_Your goal:_ In the entries that follow, find the word "JSON" and report each line it is on.
Recorded data: Begin
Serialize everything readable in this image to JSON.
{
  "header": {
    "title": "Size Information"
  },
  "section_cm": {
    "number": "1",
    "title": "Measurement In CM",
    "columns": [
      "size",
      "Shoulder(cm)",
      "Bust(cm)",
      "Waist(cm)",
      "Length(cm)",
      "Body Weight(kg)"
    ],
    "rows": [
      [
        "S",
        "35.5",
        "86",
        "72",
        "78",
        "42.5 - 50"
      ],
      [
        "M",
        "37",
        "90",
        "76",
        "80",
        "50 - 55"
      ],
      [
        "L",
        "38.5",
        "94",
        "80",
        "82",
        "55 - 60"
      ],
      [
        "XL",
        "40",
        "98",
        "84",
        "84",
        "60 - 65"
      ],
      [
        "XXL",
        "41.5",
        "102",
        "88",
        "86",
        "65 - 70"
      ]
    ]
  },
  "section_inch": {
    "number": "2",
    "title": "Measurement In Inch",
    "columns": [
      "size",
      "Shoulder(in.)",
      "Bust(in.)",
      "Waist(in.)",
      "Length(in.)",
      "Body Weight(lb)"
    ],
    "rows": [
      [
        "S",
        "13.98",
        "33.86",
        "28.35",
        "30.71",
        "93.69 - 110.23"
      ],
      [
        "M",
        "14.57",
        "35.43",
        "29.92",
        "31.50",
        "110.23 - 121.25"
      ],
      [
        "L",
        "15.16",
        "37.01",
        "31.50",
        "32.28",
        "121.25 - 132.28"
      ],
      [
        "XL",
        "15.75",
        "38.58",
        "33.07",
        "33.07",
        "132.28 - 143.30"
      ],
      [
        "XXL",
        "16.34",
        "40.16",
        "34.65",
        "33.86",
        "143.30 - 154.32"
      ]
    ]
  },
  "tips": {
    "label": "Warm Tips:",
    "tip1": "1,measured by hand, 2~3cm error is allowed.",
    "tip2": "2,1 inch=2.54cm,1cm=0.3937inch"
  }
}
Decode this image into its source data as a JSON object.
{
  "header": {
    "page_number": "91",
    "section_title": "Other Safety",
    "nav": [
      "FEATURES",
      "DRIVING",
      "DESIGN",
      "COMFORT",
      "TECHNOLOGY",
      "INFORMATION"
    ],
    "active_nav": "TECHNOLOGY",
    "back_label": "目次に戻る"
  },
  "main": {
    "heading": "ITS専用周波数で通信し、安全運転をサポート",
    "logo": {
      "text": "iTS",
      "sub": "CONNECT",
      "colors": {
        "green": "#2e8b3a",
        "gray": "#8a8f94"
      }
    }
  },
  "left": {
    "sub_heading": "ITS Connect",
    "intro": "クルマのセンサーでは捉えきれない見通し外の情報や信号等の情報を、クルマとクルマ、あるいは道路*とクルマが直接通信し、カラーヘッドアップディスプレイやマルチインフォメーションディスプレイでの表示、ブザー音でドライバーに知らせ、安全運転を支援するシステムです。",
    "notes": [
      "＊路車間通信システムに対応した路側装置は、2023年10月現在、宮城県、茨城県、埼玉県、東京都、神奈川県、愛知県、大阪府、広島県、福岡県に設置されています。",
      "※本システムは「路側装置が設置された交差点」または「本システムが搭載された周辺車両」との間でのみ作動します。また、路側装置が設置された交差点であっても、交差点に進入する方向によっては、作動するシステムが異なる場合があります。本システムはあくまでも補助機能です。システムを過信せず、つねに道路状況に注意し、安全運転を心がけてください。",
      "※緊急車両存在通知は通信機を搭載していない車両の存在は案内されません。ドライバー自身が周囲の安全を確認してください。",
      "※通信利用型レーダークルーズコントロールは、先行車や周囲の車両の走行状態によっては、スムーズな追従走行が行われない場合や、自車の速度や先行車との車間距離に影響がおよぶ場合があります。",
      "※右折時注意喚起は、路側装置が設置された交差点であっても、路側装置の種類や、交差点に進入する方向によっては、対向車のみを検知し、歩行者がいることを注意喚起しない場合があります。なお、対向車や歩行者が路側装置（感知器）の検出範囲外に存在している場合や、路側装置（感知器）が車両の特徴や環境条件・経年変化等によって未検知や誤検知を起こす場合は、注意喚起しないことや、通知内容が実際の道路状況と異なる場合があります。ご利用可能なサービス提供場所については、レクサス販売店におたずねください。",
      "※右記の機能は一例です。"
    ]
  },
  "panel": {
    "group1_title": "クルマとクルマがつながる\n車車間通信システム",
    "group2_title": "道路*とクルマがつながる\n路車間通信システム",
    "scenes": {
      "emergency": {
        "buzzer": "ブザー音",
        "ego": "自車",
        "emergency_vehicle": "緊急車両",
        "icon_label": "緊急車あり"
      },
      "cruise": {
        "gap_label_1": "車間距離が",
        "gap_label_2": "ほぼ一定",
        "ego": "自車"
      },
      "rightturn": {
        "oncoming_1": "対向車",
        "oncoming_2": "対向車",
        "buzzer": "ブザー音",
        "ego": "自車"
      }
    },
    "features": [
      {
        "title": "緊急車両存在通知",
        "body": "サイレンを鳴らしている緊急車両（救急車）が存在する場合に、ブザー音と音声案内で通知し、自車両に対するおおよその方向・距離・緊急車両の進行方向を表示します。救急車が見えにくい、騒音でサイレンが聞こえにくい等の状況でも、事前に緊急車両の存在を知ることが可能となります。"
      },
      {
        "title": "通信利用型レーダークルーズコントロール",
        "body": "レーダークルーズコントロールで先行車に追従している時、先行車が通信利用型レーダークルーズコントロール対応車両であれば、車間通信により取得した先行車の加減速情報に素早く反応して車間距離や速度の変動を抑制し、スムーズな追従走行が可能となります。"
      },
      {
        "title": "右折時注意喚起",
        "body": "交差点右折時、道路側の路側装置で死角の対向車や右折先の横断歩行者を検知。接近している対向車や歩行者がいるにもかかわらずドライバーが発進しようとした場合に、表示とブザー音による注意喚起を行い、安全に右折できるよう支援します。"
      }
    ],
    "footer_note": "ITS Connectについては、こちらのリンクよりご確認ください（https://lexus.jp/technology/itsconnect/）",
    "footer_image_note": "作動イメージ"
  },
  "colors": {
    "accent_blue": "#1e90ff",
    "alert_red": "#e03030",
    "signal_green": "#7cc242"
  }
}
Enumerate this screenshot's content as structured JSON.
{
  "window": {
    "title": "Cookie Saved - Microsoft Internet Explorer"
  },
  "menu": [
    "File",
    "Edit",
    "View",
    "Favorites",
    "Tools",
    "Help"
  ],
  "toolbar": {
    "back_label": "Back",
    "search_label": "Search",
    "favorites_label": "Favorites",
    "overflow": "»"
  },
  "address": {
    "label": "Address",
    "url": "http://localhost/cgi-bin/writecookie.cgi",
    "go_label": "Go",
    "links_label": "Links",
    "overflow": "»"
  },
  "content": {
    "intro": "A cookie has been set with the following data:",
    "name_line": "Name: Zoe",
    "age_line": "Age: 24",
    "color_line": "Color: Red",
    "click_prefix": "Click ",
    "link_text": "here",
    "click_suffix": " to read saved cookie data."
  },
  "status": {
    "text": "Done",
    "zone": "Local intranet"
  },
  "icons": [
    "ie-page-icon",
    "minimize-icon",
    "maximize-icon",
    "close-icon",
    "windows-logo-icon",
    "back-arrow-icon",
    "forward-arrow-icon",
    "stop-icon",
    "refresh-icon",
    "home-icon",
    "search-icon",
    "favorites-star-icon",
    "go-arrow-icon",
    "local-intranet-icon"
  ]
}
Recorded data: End
_Result of this task:_
Serialize everything readable in this image to JSON.
Decode this image into its source data as a JSON object.
Enumerate this screenshot's content as structured JSON.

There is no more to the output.